Watch Solution

Two round concentric metal wires lie on a tabletop, one inside the other. The inner wire has a diameter of 20.0 cm and carries a clockwise current of 12.0 A, as viewed from above, and the outer wire has a diameter of 30.0 cm. What must be the magnitude and direction (as viewed from above) of the current in the outer wire so that the net magnetic field due to this combination of wires is zero at the comment center of the wires?

Watch Solution

A circular coil with 50 turns and a radius of 2 cm lies at the center of a larger coil with 100 turns and a radius of 5 cm. While the center of each loop coincides, the smaller loop's surface is rotated 30° away from the surface of the larger loop, as shown in the figure (from a top-down perspective). If the larger loop carries a current of 10 A, and the smaller loop carries a current of 15 A in the same direction, what is the magnitude of the magnetic field at the center of the loops?

Watch Solution

Point P is at the center of a circular loop of wire. Current  travels around the loop in a clockwise direction, as shown in the sketch. The magnetic field at point P is 

A) zero

B) into the page

C) out of the page

D) to the left

E) to the right

F) toward the top of the page

G) toward the bottom of the page

Watch Solution

A long straight wire carries current  I1 = 16.0 A and a circular loop of wire with radius  r = 0.200 m carries current I2 = 22.0 A. The two currents are in the directions shown in the sketch. The edge of the loop is 0.0500 m from the wire. What are the magnitude and direction of the resultant magnetic field at point P, which is at the center of the loop?

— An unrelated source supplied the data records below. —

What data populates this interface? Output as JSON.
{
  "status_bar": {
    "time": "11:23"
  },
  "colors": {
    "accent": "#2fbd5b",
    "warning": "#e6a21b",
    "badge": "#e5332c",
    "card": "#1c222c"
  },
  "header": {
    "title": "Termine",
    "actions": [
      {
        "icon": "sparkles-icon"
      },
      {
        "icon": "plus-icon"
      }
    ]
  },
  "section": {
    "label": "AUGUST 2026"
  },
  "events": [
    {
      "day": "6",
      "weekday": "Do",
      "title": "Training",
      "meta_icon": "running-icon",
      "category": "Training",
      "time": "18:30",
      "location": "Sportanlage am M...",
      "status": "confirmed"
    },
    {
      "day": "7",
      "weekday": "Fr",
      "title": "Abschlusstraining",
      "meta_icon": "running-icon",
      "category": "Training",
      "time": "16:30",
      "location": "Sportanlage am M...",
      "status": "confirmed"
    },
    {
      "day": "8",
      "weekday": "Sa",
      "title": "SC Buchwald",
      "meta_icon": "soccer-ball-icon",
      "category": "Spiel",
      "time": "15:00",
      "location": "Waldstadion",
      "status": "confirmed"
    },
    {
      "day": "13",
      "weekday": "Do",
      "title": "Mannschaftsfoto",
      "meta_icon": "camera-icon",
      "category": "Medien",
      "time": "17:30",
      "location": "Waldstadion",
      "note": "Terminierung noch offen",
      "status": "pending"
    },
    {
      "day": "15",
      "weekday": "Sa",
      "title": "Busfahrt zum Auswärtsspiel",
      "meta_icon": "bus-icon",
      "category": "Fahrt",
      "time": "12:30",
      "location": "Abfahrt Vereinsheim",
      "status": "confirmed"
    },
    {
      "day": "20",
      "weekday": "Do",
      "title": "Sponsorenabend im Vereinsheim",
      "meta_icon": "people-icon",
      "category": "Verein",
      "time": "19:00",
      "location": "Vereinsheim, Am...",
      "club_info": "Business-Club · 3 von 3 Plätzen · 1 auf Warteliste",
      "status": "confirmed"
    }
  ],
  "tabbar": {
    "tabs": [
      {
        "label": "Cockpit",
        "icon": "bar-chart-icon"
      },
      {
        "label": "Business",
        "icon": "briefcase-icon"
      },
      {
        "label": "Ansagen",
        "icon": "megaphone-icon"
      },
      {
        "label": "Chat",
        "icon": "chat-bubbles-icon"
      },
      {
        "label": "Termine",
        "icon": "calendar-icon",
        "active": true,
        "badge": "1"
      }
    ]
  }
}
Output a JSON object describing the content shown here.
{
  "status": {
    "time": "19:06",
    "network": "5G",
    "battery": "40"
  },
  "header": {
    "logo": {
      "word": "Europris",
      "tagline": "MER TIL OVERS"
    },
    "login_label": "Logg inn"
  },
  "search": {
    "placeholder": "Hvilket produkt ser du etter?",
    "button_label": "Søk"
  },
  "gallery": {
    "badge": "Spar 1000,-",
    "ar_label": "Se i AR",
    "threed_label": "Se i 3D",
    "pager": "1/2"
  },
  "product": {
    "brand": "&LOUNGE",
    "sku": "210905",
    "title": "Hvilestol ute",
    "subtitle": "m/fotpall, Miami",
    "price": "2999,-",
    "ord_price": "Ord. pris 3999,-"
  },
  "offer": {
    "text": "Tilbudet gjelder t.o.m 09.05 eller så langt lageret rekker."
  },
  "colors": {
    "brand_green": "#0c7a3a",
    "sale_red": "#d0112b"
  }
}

Watch Solution

A wire carrying a current is shaped in the form of a circular loop of radius 4.0 mm. If the magnetic field strength at its center is 1.1 mT with no external magnetic fields contributing to it, what is the magnitude of the current that flows through the wire?

A) 14 A

B) 22 A

C) 17 A

D) 7.0 A

Watch Solution

A solenoid 3.0 cm long consists of 6658 loops of wire. If the magnetic field inside the solenoid is 2.0 T, what is the magnitude of the current that flows through it?

A) 0.14 A

B) 90 A

C) 3.0 A

D) 7.2 A

Watch Solution

Consider a solenoid that is very long compared to the radius. Of the following choices, the most effective way to increase the magnetic field in the interior of the solenoid is to do which of the following?

A) overwrap the entire solenoid with an additional layer of current-carrying wire

B) double its length, keeping the number of turns per unit length constant

C) reduce its radius by half, keeping the number of turns per unit length constant

D) replace the wire by a superconducting material

Watch Solution

A solenoid of 200 turns carrying a current of 2 A has a length of 25 cm. What is the magnitude of the magnetic field at the center of the solenoid?

A) 5 mT

B) 3 mT

C) 2 mT

D) 4 mT

Watch Solution